ACTIVITY >> The entries need to be copied exactly as they stand, images left out.

TASK DATA >>
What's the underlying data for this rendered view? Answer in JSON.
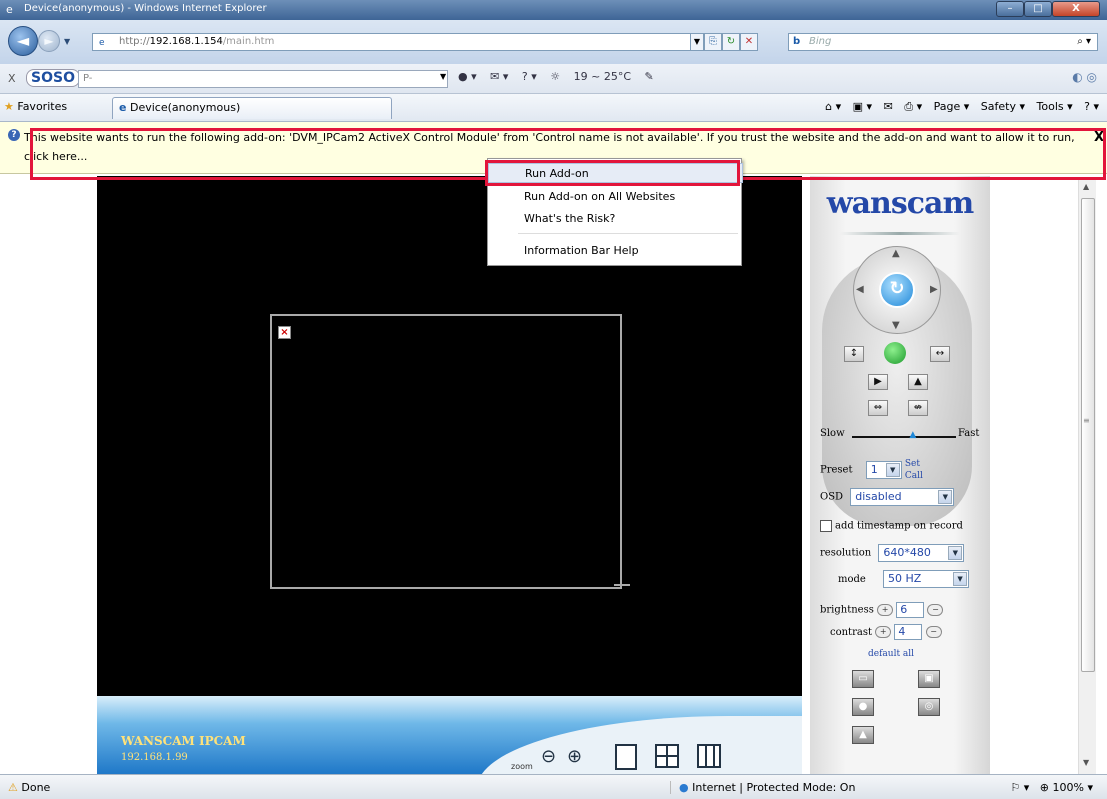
{
  "window": {
    "title": "Device(anonymous) - Windows Internet Explorer",
    "min": "–",
    "max": "□",
    "close": "X"
  },
  "nav": {
    "url_protocol": "http://",
    "url_host": "192.168.1.154",
    "url_path": "/main.htm",
    "search_placeholder": "Bing"
  },
  "soso": {
    "close": "X",
    "logo": "SOSO",
    "placeholder": "P-",
    "weather": "19 ~ 25°C"
  },
  "favorites": {
    "label": "Favorites",
    "tab_label": "Device(anonymous)",
    "commands": [
      "Page ▾",
      "Safety ▾",
      "Tools ▾"
    ]
  },
  "infobar": {
    "message": "This website wants to run the following add-on: 'DVM_IPCam2 ActiveX Control Module' from 'Control name is not available'. If you trust the website and the add-on and want to allow it to run, click here...",
    "close": "X"
  },
  "context_menu": {
    "items": [
      "Run Add-on",
      "Run Add-on on All Websites",
      "What's the Risk?",
      "Information Bar Help"
    ]
  },
  "camera": {
    "footer_brand": "WANSCAM IPCAM",
    "footer_ip": "192.168.1.99",
    "zoom_label": "zoom"
  },
  "panel": {
    "logo": "wanscam",
    "speed_slow": "Slow",
    "speed_fast": "Fast",
    "speed_level": 0.6,
    "preset_label": "Preset",
    "preset_value": "1",
    "preset_set": "Set",
    "preset_call": "Call",
    "osd_label": "OSD",
    "osd_value": "disabled",
    "timestamp_label": "add timestamp on record",
    "resolution_label": "resolution",
    "resolution_value": "640*480",
    "mode_label": "mode",
    "mode_value": "50 HZ",
    "brightness_label": "brightness",
    "brightness_value": "6",
    "contrast_label": "contrast",
    "contrast_value": "4",
    "default_all": "default all"
  },
  "status": {
    "done": "Done",
    "zone": "Internet | Protected Mode: On",
    "zoom": "100%"
  }
}
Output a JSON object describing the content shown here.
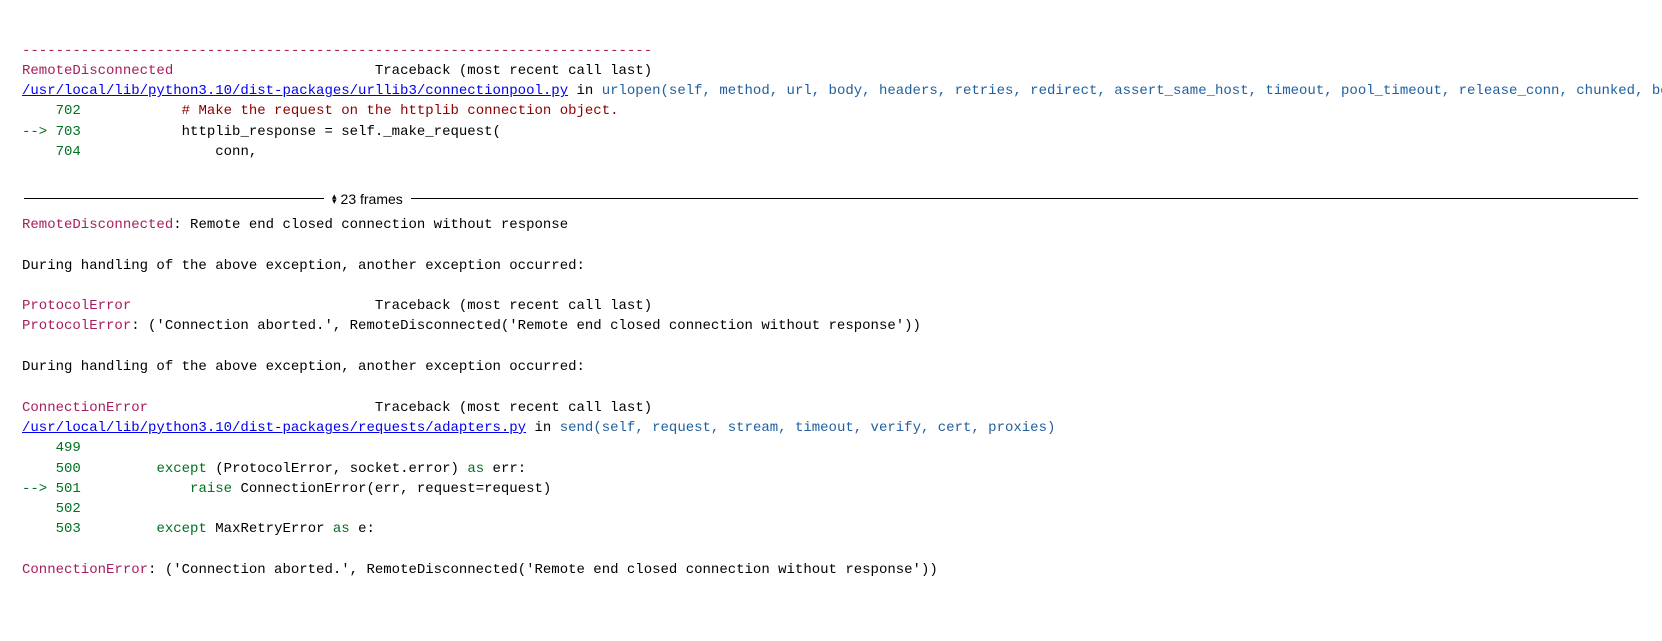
{
  "dashes": "---------------------------------------------------------------------------",
  "tb_label": "Traceback (most recent call last)",
  "exc1": {
    "name": "RemoteDisconnected",
    "file": "/usr/local/lib/python3.10/dist-packages/urllib3/connectionpool.py",
    "in": " in ",
    "func": "urlopen",
    "sig": "(self, method, url, body, headers, retries, redirect, assert_same_host, timeout, pool_timeout, release_conn, chunked, body_pos, **response_kw)",
    "lines": {
      "l702": {
        "no": "702",
        "code": "            # Make the request on the httplib connection object."
      },
      "l703": {
        "prefix": "--> ",
        "no": "703",
        "code": "            httplib_response = self._make_request("
      },
      "l704": {
        "no": "704",
        "code": "                conn,"
      }
    },
    "msg": ": Remote end closed connection without response"
  },
  "frames_label": "23 frames",
  "during": "During handling of the above exception, another exception occurred:",
  "exc2": {
    "name": "ProtocolError",
    "msg": ": ('Connection aborted.', RemoteDisconnected('Remote end closed connection without response'))"
  },
  "exc3": {
    "name": "ConnectionError",
    "file": "/usr/local/lib/python3.10/dist-packages/requests/adapters.py",
    "in": " in ",
    "func": "send",
    "sig": "(self, request, stream, timeout, verify, cert, proxies)",
    "lines": {
      "l499": {
        "no": "499",
        "code": ""
      },
      "l500": {
        "no": "500",
        "kw_except": "except",
        "paren_open": " (ProtocolError, socket.error) ",
        "kw_as": "as",
        "tail": " err:"
      },
      "l501": {
        "prefix": "--> ",
        "no": "501",
        "kw_raise": "raise",
        "tail": " ConnectionError(err, request=request)"
      },
      "l502": {
        "no": "502",
        "code": ""
      },
      "l503": {
        "no": "503",
        "kw_except": "except",
        "mid": " MaxRetryError ",
        "kw_as": "as",
        "tail": " e:"
      }
    },
    "msg": ": ('Connection aborted.', RemoteDisconnected('Remote end closed connection without response'))"
  }
}
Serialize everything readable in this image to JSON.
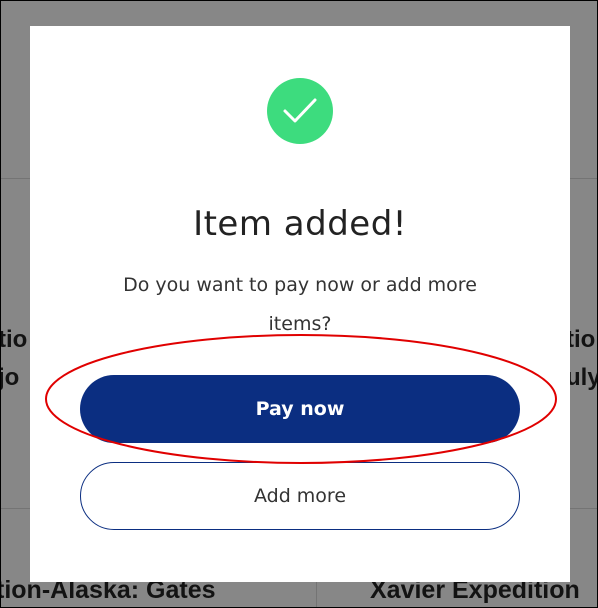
{
  "background": {
    "left_fragment_1": "tio",
    "left_fragment_2": "jo",
    "right_fragment_1": "tio",
    "right_fragment_2": "uly",
    "bottom_left_title": "tion-Alaska: Gates",
    "bottom_right_title": "Xavier Expedition"
  },
  "modal": {
    "icon": "check-circle-icon",
    "title": "Item added!",
    "message": "Do you want to pay now or add more items?",
    "pay_now_label": "Pay now",
    "add_more_label": "Add more"
  },
  "colors": {
    "success": "#3ddc7e",
    "primary": "#0b2e81",
    "highlight": "#e00000"
  }
}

RESULT OF THIS EXERCISE >>
What's the underlying data for this rendered view? Answer in JSON.
{
  "window": {
    "title": "Device(anonymous) - Windows Internet Explorer",
    "min": "–",
    "max": "□",
    "close": "X"
  },
  "nav": {
    "url_protocol": "http://",
    "url_host": "192.168.1.154",
    "url_path": "/main.htm",
    "search_placeholder": "Bing"
  },
  "soso": {
    "close": "X",
    "logo": "SOSO",
    "placeholder": "P-",
    "weather": "19 ~ 25°C"
  },
  "favorites": {
    "label": "Favorites",
    "tab_label": "Device(anonymous)",
    "commands": [
      "Page ▾",
      "Safety ▾",
      "Tools ▾"
    ]
  },
  "infobar": {
    "message": "This website wants to run the following add-on: 'DVM_IPCam2 ActiveX Control Module' from 'Control name is not available'. If you trust the website and the add-on and want to allow it to run, click here...",
    "close": "X"
  },
  "context_menu": {
    "items": [
      "Run Add-on",
      "Run Add-on on All Websites",
      "What's the Risk?",
      "Information Bar Help"
    ]
  },
  "camera": {
    "footer_brand": "WANSCAM IPCAM",
    "footer_ip": "192.168.1.99",
    "zoom_label": "zoom"
  },
  "panel": {
    "logo": "wanscam",
    "speed_slow": "Slow",
    "speed_fast": "Fast",
    "speed_level": 0.6,
    "preset_label": "Preset",
    "preset_value": "1",
    "preset_set": "Set",
    "preset_call": "Call",
    "osd_label": "OSD",
    "osd_value": "disabled",
    "timestamp_label": "add timestamp on record",
    "resolution_label": "resolution",
    "resolution_value": "640*480",
    "mode_label": "mode",
    "mode_value": "50 HZ",
    "brightness_label": "brightness",
    "brightness_value": "6",
    "contrast_label": "contrast",
    "contrast_value": "4",
    "default_all": "default all"
  },
  "status": {
    "done": "Done",
    "zone": "Internet | Protected Mode: On",
    "zoom": "100%"
  }
}
Output a JSON object describing the content shown here.
{
  "dashes": "---------------------------------------------------------------------------",
  "tb_label": "Traceback (most recent call last)",
  "exc1": {
    "name": "RemoteDisconnected",
    "file": "/usr/local/lib/python3.10/dist-packages/urllib3/connectionpool.py",
    "in": " in ",
    "func": "urlopen",
    "sig": "(self, method, url, body, headers, retries, redirect, assert_same_host, timeout, pool_timeout, release_conn, chunked, body_pos, **response_kw)",
    "lines": {
      "l702": {
        "no": "702",
        "code": "            # Make the request on the httplib connection object."
      },
      "l703": {
        "prefix": "--> ",
        "no": "703",
        "code": "            httplib_response = self._make_request("
      },
      "l704": {
        "no": "704",
        "code": "                conn,"
      }
    },
    "msg": ": Remote end closed connection without response"
  },
  "frames_label": "23 frames",
  "during": "During handling of the above exception, another exception occurred:",
  "exc2": {
    "name": "ProtocolError",
    "msg": ": ('Connection aborted.', RemoteDisconnected('Remote end closed connection without response'))"
  },
  "exc3": {
    "name": "ConnectionError",
    "file": "/usr/local/lib/python3.10/dist-packages/requests/adapters.py",
    "in": " in ",
    "func": "send",
    "sig": "(self, request, stream, timeout, verify, cert, proxies)",
    "lines": {
      "l499": {
        "no": "499",
        "code": ""
      },
      "l500": {
        "no": "500",
        "kw_except": "except",
        "paren_open": " (ProtocolError, socket.error) ",
        "kw_as": "as",
        "tail": " err:"
      },
      "l501": {
        "prefix": "--> ",
        "no": "501",
        "kw_raise": "raise",
        "tail": " ConnectionError(err, request=request)"
      },
      "l502": {
        "no": "502",
        "code": ""
      },
      "l503": {
        "no": "503",
        "kw_except": "except",
        "mid": " MaxRetryError ",
        "kw_as": "as",
        "tail": " e:"
      }
    },
    "msg": ": ('Connection aborted.', RemoteDisconnected('Remote end closed connection without response'))"
  }
}
Serialize everything readable in this image to JSON.
{
  "background": {
    "left_fragment_1": "tio",
    "left_fragment_2": "jo",
    "right_fragment_1": "tio",
    "right_fragment_2": "uly",
    "bottom_left_title": "tion-Alaska: Gates",
    "bottom_right_title": "Xavier Expedition"
  },
  "modal": {
    "icon": "check-circle-icon",
    "title": "Item added!",
    "message": "Do you want to pay now or add more items?",
    "pay_now_label": "Pay now",
    "add_more_label": "Add more"
  },
  "colors": {
    "success": "#3ddc7e",
    "primary": "#0b2e81",
    "highlight": "#e00000"
  }
}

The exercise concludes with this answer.